> [Exercise description]: Your answer should be the lines of the data below that contain "true".

(Working data Opens)

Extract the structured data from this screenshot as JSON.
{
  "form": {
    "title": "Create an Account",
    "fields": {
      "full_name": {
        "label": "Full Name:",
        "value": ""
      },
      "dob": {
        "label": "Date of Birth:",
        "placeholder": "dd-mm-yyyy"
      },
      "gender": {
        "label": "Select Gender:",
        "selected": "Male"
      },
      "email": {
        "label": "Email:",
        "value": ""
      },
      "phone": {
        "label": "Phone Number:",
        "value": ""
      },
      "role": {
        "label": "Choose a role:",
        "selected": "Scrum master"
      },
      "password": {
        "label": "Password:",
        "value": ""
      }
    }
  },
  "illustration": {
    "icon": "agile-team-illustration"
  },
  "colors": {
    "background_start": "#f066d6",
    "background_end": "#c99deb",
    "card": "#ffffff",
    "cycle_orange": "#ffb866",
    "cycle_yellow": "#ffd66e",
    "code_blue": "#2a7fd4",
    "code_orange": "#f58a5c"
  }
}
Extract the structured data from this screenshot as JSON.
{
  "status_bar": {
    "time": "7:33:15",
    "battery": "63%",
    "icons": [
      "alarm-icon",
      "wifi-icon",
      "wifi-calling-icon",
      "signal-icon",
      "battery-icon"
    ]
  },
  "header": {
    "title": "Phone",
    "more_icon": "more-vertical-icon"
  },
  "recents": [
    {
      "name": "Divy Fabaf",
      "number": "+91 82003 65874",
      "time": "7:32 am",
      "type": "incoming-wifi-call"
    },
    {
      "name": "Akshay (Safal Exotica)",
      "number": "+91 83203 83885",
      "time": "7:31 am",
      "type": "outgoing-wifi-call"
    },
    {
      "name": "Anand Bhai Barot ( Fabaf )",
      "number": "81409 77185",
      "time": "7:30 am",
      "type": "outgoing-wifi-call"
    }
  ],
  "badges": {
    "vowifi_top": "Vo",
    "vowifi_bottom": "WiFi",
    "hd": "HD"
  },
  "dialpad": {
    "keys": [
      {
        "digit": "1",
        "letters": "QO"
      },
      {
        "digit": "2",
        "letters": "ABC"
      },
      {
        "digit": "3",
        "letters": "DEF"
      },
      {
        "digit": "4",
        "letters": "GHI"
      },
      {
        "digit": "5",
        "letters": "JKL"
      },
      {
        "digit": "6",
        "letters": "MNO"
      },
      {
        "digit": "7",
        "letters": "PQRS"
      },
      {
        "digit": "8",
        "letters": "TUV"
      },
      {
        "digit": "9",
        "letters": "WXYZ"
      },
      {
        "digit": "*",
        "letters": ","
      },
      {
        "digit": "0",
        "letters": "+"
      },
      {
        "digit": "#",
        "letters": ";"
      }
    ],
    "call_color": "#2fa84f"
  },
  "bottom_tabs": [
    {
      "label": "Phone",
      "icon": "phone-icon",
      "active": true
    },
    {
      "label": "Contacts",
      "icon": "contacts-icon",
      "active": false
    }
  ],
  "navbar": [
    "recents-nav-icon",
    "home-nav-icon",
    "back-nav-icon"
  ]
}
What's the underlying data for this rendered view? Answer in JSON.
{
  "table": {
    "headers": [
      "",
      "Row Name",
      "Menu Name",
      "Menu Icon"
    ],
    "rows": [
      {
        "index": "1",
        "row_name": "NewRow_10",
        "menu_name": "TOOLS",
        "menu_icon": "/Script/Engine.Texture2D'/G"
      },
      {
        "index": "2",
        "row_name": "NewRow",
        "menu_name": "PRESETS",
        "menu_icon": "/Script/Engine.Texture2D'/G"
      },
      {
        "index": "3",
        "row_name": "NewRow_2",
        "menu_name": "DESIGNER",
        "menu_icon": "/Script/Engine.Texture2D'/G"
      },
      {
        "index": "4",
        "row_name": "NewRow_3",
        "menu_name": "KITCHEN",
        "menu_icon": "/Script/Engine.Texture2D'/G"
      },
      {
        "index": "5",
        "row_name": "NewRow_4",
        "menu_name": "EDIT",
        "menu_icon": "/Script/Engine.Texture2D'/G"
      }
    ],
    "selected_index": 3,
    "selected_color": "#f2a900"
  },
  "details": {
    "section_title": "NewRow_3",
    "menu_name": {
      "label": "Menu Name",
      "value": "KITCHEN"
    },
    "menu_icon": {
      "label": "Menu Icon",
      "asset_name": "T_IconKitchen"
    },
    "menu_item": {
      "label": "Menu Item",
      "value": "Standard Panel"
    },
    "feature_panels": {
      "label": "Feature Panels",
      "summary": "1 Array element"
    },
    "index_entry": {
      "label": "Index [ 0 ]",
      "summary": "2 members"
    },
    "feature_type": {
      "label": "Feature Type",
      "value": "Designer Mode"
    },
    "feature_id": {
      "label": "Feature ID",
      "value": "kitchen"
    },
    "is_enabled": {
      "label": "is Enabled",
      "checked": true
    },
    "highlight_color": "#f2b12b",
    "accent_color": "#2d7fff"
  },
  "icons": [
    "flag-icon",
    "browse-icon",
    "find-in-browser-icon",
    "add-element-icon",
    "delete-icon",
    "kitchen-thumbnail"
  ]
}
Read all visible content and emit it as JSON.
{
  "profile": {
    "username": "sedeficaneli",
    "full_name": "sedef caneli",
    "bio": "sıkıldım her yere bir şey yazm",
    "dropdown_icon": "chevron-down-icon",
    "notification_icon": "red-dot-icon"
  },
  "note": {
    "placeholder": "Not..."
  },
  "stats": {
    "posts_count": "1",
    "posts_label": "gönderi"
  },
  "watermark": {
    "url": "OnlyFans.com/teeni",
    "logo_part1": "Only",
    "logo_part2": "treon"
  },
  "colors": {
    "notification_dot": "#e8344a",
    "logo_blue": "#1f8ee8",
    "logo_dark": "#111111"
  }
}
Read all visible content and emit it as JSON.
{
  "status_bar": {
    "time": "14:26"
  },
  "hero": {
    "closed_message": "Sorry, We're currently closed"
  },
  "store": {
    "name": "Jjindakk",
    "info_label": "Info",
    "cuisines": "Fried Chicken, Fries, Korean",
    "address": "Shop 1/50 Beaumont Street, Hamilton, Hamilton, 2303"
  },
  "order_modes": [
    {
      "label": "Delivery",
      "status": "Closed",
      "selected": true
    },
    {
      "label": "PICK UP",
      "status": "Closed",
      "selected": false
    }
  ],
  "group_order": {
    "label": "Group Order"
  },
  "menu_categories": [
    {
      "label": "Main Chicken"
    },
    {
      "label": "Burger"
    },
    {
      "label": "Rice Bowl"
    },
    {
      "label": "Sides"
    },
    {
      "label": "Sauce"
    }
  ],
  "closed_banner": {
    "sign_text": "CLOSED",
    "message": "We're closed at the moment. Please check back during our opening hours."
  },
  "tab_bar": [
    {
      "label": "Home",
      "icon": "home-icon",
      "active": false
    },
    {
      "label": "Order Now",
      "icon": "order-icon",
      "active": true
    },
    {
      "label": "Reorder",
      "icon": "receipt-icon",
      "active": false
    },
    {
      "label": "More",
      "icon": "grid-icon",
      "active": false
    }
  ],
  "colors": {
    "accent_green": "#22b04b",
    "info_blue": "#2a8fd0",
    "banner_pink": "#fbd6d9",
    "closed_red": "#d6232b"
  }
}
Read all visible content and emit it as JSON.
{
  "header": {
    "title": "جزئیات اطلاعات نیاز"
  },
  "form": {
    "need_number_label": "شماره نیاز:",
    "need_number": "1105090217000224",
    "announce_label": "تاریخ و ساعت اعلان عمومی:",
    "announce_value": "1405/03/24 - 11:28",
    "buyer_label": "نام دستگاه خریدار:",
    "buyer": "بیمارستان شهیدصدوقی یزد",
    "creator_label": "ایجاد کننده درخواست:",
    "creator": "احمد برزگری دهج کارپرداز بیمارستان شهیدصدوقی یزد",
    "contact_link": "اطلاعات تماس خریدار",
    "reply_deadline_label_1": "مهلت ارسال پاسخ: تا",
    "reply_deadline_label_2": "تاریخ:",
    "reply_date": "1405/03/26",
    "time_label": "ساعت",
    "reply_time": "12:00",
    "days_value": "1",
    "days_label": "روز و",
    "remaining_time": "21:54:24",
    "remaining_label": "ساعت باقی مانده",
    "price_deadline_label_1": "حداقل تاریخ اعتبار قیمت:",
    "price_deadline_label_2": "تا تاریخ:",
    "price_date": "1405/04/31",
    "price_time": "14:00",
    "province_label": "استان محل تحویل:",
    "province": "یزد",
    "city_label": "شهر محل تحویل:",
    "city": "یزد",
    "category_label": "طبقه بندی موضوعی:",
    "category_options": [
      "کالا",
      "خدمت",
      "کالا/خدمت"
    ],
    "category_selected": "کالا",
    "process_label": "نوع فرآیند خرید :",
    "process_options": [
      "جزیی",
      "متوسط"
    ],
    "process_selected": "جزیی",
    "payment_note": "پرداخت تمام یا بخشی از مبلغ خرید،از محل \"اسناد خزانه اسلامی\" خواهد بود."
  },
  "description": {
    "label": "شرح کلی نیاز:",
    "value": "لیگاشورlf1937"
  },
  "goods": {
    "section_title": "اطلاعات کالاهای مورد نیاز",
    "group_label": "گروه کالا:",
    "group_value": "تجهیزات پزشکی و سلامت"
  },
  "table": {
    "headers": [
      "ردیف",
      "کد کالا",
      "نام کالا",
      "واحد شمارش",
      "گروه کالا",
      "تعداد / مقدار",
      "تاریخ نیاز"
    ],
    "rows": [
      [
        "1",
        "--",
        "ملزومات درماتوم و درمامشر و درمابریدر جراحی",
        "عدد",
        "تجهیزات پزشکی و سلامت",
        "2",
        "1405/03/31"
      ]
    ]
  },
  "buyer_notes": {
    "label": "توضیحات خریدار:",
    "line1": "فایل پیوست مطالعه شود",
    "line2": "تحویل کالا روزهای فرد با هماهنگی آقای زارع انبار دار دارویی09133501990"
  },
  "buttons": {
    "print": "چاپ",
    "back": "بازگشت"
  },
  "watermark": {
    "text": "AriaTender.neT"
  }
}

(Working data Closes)

> [The completed task]:
      "active": true
      "checked": true
      "selected": true
      "active": true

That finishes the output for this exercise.